In traditional Chinese medicine (TCM) in West Orange, the liver is responsible for the flow of energy or qi in the body. It is also the organ that affects decision making and strategy, controls the emotions of frustration, irritability, and anger, controls the relaxation and contraction of muscles, and stores blood (which it discharges to other part of the body, when needed). Practitioners and followers of TCM believe that the Hun or ethereal soul resides in the liver. This Hun departs the body when a person dies and is also what causes the person to focus on long term objectives and goals. The statement in the Nei Jing “blame the liver in adults” means that adults are by definition people who have now come to live with “delayed gratification” compared to a child who longs for “instant gratification”. This social limitation of being unable able to do what you want to do whenever and wherever you want to, is due to the restraint of the qi mechanism, that in turn brings qi to stagnation. The function of the liver is to control the flow of qi. Stagnation of qi then affects the liver first manifesting on a mental emotional level in symptoms such as irritability, frustration, and anger. And since the liver is also interconnected with the other organs, physical symptoms such as nausea, vomiting, and abdominal cramping can also manifest as well as other symptoms based on what system or organ becomes affected from the accumulation of qi in the liver.
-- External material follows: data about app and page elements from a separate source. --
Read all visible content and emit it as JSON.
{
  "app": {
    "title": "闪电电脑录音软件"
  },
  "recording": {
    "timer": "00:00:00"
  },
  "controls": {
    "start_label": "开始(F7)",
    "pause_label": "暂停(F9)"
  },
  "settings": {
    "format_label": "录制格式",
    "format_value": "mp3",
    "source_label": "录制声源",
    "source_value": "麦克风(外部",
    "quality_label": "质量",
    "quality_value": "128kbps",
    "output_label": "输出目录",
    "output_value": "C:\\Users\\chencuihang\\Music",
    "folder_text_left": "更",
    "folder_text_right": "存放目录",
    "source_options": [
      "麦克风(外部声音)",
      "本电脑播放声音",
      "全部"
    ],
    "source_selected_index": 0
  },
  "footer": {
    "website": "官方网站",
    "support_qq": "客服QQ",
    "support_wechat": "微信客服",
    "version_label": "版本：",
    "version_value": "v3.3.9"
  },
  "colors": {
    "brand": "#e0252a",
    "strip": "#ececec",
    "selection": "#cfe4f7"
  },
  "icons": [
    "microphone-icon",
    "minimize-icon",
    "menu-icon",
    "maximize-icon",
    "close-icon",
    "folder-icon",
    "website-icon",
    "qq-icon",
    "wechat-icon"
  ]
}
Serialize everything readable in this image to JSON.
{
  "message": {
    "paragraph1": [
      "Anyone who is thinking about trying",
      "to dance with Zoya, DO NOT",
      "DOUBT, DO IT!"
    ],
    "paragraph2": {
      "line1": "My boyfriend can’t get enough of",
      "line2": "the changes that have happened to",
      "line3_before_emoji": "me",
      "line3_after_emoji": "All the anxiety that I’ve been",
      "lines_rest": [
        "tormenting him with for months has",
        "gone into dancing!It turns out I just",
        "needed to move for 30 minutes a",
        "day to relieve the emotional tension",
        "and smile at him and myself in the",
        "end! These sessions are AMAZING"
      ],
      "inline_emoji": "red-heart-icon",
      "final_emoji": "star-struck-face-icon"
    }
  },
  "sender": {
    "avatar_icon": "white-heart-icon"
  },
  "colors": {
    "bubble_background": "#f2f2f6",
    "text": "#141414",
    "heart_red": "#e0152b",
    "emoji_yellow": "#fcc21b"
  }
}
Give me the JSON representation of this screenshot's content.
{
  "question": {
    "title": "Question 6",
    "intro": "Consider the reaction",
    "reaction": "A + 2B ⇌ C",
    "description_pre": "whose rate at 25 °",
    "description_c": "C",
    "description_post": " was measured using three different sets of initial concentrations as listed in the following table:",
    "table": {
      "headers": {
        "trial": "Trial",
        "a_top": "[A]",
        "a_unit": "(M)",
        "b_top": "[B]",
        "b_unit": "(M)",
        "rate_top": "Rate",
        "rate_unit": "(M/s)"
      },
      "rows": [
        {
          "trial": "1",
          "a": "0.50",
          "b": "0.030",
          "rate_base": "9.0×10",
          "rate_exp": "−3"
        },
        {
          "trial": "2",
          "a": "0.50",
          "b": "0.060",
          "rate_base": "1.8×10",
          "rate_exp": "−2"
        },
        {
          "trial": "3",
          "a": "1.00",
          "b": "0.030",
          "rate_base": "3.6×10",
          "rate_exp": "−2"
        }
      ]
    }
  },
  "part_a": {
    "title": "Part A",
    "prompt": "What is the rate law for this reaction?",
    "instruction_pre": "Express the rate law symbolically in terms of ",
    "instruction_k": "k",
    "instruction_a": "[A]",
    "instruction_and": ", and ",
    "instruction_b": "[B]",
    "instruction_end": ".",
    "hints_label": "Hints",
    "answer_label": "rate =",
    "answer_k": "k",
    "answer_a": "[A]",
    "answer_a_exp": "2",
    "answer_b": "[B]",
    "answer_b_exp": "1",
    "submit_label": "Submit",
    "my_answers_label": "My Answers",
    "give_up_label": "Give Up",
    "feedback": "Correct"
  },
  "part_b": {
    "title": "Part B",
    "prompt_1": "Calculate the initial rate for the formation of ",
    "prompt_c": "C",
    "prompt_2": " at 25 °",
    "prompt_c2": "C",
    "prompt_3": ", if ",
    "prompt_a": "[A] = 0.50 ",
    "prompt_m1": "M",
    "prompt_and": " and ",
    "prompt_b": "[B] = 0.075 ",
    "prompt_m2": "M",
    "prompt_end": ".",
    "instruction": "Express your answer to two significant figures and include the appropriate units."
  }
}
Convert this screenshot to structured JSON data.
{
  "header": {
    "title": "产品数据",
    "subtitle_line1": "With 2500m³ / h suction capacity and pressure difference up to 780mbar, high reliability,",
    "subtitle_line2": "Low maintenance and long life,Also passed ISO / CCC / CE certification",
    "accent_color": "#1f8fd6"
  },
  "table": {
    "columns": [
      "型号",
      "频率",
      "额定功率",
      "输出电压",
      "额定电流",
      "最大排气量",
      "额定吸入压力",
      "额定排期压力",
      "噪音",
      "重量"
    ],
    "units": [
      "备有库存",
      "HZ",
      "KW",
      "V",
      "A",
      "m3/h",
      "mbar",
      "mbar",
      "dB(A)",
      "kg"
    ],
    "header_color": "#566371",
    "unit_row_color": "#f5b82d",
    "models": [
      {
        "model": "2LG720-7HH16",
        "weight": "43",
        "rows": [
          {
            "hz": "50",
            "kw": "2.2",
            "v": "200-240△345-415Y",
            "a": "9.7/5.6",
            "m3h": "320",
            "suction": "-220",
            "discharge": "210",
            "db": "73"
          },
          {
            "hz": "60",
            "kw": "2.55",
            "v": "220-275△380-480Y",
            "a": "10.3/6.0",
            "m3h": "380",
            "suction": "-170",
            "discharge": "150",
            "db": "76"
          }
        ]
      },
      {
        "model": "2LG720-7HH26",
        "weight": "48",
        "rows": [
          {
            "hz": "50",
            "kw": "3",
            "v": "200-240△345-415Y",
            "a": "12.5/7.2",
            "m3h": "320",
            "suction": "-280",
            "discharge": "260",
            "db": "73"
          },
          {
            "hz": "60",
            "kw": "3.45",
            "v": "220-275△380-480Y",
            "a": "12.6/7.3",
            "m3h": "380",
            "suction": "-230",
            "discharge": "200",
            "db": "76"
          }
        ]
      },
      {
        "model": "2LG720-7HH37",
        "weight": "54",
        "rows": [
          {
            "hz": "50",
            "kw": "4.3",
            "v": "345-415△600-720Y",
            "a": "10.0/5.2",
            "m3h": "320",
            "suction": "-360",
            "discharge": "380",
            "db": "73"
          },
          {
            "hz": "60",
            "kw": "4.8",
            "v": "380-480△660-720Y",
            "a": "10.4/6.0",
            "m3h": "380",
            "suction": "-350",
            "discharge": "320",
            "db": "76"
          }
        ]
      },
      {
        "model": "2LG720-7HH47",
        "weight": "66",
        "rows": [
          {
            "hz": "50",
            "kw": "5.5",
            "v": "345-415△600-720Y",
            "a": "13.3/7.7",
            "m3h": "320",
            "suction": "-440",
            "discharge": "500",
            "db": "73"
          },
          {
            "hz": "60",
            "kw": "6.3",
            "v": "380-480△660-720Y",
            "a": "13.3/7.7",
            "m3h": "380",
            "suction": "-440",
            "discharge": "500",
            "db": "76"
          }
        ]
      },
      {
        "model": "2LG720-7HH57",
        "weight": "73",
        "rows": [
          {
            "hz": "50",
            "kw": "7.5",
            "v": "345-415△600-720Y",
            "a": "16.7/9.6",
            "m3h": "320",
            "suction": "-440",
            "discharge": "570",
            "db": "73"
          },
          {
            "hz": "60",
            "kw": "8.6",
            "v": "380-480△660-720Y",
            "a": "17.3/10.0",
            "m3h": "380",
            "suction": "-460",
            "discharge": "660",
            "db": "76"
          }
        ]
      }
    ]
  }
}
The traditional characteristic that arises when one or more of the above symptoms are caused by stagnant Liver qi is that the symptoms become worse when there is stress in the body. Therefore, it may be helpful to ask: “Is it worse for stress?” In other words, the practitioner may need to ask the patient if he or she is living a highly stressed out life besides the need to observe the abovementioned symptoms.
For stagnant liver qi, the acupuncture points that a practitioner selects should include the Ren 12, LI 14, Liver 3, Liver 13, and UB 18. Herbal remedies to treat the underlying problem include Bu Shong Yi Chi Tang, Chai Hu Shu Gan San, and Hsao Yao San, especially when stagnant liver is accompanied by deficient Spleen qi.
The organ or organ system most often implicated in psycho-emotional conditions is the liver although some other organs or organ systems can also have the same associations. They may include:
Heart – The heart can be injured by too much joy. This can slow down the flow of qi or cause qi to “slacken.” If the person has an existing heart problem, this can become fatal.
Lungs – The lungs can be weakened by sadness and grief and since these organs play a huge role in the production of qi in the body, their weakness usually results in qi deficiency that can appear in the form of asthma, shortness of breath, and chronic fatigue.
Kidneys – The kidney is where a person’s Zhi or willpower resides. This organ’s emotion is fear and therefore, when the kidney is weak, inordinate fear and lack of willpower usually appear. Too much fear or fright may also result in kidney weakness that may then lead to impotence, incontinence, and bedwetting.
Stomach/Spleen – The stomach/spleen can be injured by too much worrying resulting in symptoms such as weak appetite, profuse bleeding, metrorhaggia, loose stools, and in long term cases may lead to various autoimmune dysfunctions. People with this underlying problem are susceptible to obsessive behaviors and can have difficulty in making decisions.
Occasionally, TCM practitioners may treat patients with a pre-diagnosed psychiatric condition or a specific psycho-emotional condition. They are well-trained in resolving such disorders due to the new tools and approaches they have at their disposal
The following are the more common patterns that underlie many of these conditions and some recommendations on how to treat them:
Withdrawal: This is usually caused by either weak kidney yang which means that the issue is the lack of willpower to interact with the outside world or phlegm-cold that blocks the pathways of the heart which oftentimes presents with a white thick coating in the tongue that almost wraps the entire surface of the tongue.
Treatment: Stimulation of the acupoints: Yintang or St 40 for phlegm and K 7 and UB 23 for weak kidney yang. Herbal remedies: Ban Hsia Bai Zhu Tian Ma Wan and Fu Gui Ba Wei Wan for phlegm.
SAD or Seasonal Affective Disorder: All too often caused by weak kidney yang
Paranoia: More to do with blood stasis although deficient blood vacuity may sometimes be also the cause.
Anxiety: Usually caused by either deficient yin or deficient blood.
Mania: Can either be caused by phlegm-fire blocking the heart or liver-fire.
Treatment: St 40 for phlegm and Liv 2 for Liver-fire. Herbal remedies: Wen Den Tang for phlegm and Long Dan Hsie Gan Wan for Liver fire.
Obsessive-compulsive tendencies/disorders: This problem is usually associated with spleen weakness resulting in the buildup of dampness.
Treatment: Sp 3 and St 40. Herbal remedies Modified Si Jun Hsi Tang.
To conclude, it must be noted that while acupuncture and Chinese Herbal therapy can treat a lot of many psycho-emotional problems, the practitioner should not replace the role of the psychologist or psychotherapist.